54mm ... yes, these are some big models! We used my 6 foot by 8 foot table which was only a slight challenge ...
The game plays over three "waves" of Mexican troops. Three columns of 28 figures for each of the 4 sides of the Alamo start 30" away from the wall. Each column advances 3D6" per turn. Once a Mexican column reaches a wall, a ladder goes up and they can start feeding troops up the ladder. Each column can shoot 1D6, needing a 6 to hit.
We placed each Mexican column on the table where they the player wanted them to approach and used D6's to mark how far away (subtracting from 30") the column was from the wall. Since casualties are removed from the front of the column (to slow its advance), for each 4 casualties (column was 4 figures wide), we added 2" to the distance the column was at.
Meanwhile, the defenders get 1D6 per model - needing 4+ to score a hit. If you are firing a hero or sharpshooter, the score is 3+ to hit. There are a mix guns in the fort. 1 heavy, a few medium, and some light guns. Heavy guns inflict 3D6 hits in wave 1, 2D6 in wave 2, and 1D6 in wave 3. Medium do 2D6 hits in wave 1 and 1D6 hits in wave 2 and 3. Light guns do 1D6 hits in each wave. Mexican columns cannot be hit by artillery once they are within 12" of the wall.
While the Texan's can't achieve "victory" - the "forth wave" always wins ... if they are still alive/holding the fort at the end of the third wave it is considered a Texan victory.
Nick mentioned that the Mexicans had never failed to take the fort by the end of the third wave in previous times he had run it. However, mostly thanks to the incredibly lucky dice of Dan Kerrick, the Texans held out! Dan and I ran the Texans (I wasn't much help, 4+ is a lot to ask!). Nick, Wyn, Roy and Adrian ran the Mexicans, each taking one of the sides of the fort.
This game was a lot of fun - very straight forward rules we all picked up quickly and it played very well.

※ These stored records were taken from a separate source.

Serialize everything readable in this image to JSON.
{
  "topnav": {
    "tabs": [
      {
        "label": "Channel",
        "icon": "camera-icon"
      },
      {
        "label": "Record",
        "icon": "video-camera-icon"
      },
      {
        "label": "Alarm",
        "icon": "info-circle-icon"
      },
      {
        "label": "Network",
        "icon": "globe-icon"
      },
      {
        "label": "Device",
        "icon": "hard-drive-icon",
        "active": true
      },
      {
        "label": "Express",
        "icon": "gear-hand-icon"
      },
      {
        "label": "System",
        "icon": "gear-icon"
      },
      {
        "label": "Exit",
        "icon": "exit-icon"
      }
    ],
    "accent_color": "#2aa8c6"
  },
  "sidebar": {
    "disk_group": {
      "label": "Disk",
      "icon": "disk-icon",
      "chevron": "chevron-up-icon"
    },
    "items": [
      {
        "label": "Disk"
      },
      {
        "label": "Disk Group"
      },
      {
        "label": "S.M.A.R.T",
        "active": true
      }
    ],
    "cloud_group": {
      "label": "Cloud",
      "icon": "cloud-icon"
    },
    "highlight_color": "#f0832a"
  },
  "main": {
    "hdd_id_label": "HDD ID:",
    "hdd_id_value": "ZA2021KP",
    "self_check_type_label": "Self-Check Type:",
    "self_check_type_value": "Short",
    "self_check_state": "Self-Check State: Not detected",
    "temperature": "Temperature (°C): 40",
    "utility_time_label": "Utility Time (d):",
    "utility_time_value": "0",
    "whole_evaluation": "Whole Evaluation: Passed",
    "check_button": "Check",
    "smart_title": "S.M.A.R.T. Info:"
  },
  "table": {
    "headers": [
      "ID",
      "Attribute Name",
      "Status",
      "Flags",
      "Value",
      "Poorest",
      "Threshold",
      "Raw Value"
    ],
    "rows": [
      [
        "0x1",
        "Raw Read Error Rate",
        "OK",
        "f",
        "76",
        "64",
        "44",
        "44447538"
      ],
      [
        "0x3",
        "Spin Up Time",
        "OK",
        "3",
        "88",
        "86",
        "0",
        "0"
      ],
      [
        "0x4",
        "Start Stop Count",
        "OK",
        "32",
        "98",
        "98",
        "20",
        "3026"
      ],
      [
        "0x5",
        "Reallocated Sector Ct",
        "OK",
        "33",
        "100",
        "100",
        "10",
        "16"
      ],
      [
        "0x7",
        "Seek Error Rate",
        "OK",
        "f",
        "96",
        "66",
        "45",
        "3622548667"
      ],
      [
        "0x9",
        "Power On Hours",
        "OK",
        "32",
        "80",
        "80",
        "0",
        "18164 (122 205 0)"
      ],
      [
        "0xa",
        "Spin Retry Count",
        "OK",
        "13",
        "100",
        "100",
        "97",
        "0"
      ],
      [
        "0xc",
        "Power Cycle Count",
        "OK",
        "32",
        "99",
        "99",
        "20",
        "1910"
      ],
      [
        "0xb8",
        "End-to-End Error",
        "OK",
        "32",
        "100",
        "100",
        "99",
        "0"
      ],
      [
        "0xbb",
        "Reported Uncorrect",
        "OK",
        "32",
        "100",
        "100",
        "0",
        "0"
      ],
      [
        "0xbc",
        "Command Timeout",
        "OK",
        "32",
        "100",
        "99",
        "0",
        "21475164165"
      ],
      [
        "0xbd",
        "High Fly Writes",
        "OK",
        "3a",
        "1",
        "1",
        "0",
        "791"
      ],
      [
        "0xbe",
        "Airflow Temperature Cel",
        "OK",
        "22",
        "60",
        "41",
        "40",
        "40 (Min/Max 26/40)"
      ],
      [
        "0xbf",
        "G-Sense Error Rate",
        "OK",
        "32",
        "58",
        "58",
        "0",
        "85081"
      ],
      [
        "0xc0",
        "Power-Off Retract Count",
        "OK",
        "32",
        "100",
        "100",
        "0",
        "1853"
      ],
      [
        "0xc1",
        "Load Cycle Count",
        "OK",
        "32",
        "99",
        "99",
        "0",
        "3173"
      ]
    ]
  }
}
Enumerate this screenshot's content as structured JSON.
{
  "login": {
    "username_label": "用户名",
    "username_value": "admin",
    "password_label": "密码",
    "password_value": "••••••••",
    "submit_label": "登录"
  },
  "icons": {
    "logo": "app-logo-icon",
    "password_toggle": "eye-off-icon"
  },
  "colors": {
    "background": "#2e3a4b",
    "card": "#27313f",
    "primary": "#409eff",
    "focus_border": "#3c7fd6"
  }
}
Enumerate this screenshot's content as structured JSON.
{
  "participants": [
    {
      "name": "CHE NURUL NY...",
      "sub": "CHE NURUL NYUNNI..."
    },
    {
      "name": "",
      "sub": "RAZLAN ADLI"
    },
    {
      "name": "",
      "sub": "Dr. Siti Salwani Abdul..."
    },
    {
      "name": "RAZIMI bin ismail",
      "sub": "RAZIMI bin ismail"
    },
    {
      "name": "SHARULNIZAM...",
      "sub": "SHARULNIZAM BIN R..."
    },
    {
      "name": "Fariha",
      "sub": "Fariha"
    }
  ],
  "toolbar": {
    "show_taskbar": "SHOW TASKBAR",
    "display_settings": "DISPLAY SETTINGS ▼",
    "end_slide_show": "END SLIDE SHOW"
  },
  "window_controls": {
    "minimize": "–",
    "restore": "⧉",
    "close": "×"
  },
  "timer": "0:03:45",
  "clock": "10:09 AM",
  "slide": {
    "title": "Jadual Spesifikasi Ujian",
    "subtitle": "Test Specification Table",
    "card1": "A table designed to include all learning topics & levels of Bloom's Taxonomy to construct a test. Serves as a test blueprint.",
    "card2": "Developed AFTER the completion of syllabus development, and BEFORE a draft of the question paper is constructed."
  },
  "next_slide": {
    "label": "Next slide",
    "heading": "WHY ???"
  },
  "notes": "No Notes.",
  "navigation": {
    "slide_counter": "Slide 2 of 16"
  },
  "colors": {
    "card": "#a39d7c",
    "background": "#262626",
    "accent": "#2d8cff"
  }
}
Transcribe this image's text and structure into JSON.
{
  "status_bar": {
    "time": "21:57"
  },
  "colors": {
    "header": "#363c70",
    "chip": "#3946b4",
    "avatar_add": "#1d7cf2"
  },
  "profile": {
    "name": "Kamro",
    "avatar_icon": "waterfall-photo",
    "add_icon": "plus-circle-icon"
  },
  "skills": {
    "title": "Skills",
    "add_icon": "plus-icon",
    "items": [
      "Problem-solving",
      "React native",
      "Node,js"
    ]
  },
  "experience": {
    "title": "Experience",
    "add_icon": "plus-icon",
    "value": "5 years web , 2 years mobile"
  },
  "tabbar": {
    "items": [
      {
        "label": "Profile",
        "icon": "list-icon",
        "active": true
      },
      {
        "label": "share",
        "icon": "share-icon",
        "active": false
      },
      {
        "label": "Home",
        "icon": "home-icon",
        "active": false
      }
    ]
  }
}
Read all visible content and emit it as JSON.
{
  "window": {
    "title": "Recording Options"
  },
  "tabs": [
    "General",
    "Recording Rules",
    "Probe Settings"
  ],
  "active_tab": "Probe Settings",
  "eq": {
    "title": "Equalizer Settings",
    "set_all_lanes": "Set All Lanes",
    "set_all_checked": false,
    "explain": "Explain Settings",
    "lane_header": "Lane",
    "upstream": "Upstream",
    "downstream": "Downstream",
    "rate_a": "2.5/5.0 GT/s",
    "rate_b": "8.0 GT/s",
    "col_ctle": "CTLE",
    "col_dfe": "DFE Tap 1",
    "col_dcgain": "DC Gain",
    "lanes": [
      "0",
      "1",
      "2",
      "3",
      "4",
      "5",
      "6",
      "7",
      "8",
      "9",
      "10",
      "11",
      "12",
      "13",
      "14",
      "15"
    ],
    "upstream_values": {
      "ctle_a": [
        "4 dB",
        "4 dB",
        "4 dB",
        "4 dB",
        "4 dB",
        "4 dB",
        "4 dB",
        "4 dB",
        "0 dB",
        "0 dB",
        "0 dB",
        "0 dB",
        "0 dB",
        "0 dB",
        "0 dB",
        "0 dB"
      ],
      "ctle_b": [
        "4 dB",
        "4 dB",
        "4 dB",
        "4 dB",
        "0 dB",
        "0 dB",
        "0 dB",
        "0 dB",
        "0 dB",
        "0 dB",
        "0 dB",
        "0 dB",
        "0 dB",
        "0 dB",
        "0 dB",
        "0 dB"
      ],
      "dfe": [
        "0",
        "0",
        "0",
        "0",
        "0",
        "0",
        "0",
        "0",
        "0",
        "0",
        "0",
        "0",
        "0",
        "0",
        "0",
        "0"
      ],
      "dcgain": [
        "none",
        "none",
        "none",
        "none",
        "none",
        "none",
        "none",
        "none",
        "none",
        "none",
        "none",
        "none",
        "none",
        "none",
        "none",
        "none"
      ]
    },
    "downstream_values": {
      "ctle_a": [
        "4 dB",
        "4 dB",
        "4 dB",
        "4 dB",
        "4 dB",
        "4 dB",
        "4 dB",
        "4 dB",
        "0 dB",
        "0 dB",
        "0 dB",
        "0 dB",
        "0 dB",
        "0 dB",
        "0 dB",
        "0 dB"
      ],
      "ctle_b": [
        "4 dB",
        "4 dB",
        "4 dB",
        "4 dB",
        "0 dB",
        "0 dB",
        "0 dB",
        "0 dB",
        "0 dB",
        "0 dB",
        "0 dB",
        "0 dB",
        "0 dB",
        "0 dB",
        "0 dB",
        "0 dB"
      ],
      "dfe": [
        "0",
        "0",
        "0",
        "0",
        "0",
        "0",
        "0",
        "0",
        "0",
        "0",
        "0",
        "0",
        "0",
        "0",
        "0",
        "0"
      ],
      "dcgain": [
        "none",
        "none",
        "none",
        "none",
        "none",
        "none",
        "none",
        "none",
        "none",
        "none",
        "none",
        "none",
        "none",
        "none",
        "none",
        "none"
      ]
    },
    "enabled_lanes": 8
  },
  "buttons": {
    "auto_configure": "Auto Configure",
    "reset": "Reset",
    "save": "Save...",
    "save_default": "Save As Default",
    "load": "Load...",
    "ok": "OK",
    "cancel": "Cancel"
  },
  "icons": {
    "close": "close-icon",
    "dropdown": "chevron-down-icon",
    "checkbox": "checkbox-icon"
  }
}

Pictures below.
A great way to spend a lovely Sunday afternoon.